Going Back to Work: How Much 'Stash' Do I Need?

If you’ve recently have a baby, are breastfeeding, and are planning on going back to work- then pumping and saving your breastmilk stash are probably a pretty big concern. Ensuring that your baby will have enough milk while you are at work each day can be a huge comfort when returning back to work. Although rewarding, this task can be daunting! So today- we’ve created a plan just for you- on how to create your breastmilk stash prior to returning to work.

Preparing
Creating a plan on how to make your stash is key. The next few sections are some practical steps to ensuring your breastmilk stash. Everything from how to store breastmilk, to when to start creating your stash, and how to ensure your childcare provider feeds your baby in a paced way.

How to Store Breastmilk
Proper storage of breastmilk is essential to developing your stash.

Learn more about proper storage here.

Breastmilk can be stored in the fridge for 7 days. Any milk that will not be consumed within 7 days should be stored in the freezer. Many moms like to have a back-up freezer stash, in case they need some extra milk from their fridge stash.

How to Create Your Stash & When to Start
One question clients ask us often is, how much milk do I need stored before I go back to work, and when do I need to start pumping? This is such a concern that I’ve even had clients intend to pump as soon as possible to build their stash for going back to work. It can be such a stressor!

A good way to start building your stash is to pick a time of day that you always know you can pump. For many mothers this will either be first thing in the morning, or right before bed time. Personally what worked for me was setting a timer for each night at 10pm. The consistency of pumping at this time each day allowed me to build my (small) freezer stash. Most women have the biggest milk production first thing in the morning around 6-7am- so it can be advantageous to pump during this time.

How Much Stash Do You Need?
Infants 1-6 months old usually consume 19-30 oz of breastmilk per day. Consequently, breastfeeding mothers feeding one baby produce 19-30 oz of breastmilk per day. This gives you a good ballpark range of how many ounces a day your baby will consume. It’s also important to remember this is not the amount they will consume during the day when you’re at work, The 19-30 oz range is in a 24 hour period.

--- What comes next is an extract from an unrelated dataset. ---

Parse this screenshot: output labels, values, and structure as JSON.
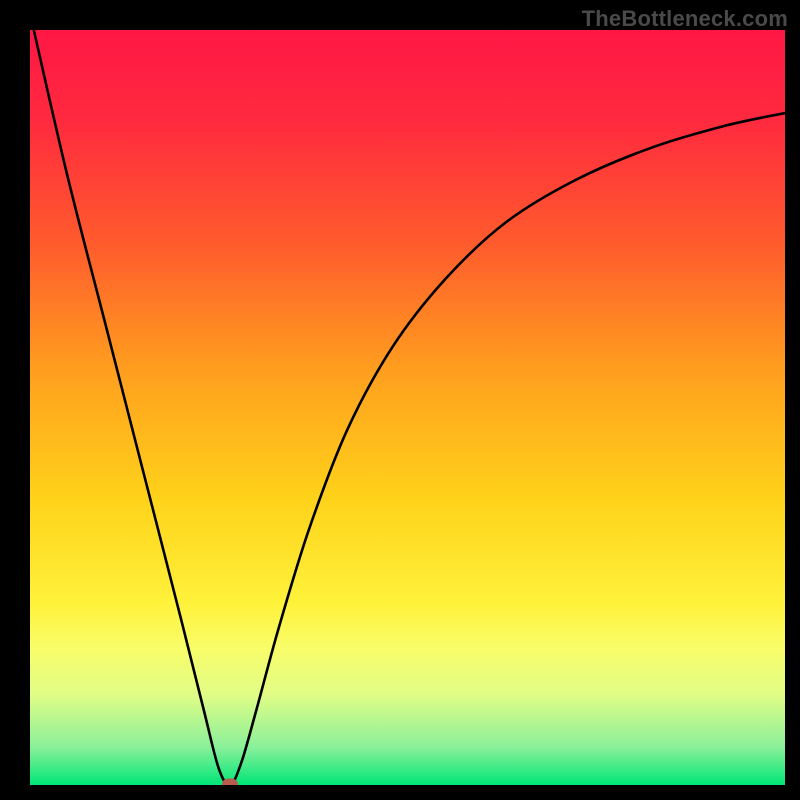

The average meal for an infant is 3-5 oz of breastmilk. You can count how many feeds your baby will need while you’re at work- and that will help you determine approximately how many ounces you’ll need.

Having a 1-2 week supply stash in your freezer (5-10 days worth) gives you a good buffer to start going back to work. But you can honestly do just fine with a ONE DAY stash. Yes. A one day stash is all you need.

Teaching Pace Feeding to Your Caregiver
Another aspect to creating your stash that is often overlooked is teaching your child’s care giver about pace bottle feeding. Breastfed babies have different nutritional needs than formula fed babies- and many caregivers don’t know about this (but many do).

For babies 1-6 months old, the average meal is 3-5oz of breast milk. Breastmilk fed babies need less milk than formula fed babies because formula can be harder to digest, and absorb. Formula fed babies will still get the nutrients they need- they just may need more food to do it.

Some tips:

  • Pack your baby’s bottles in single servings
  • Teach your care provider about paced bottle feeding, so your baby doesn’t gobble up the feeding
  • Discuss different soothing techniques the care provider can use in place of foo

Here is an informational video teaching paced bottle feeding.

I hope you’ve found some good insight from this article. Please share with us any or your own personal “stash building” hacks.  If you’re in the NYC area, check out our upcoming Back-to-Work 101 class, on September 22nd from 12:30-2:30pm in Park Slope! We’d love to see you there. Please share with any friends you think could benefit!

References:
http://www.medelabreastfeedingus.com/tips-and-solutions/11/collection-and-storage-of-breastmilk

Jen Mayer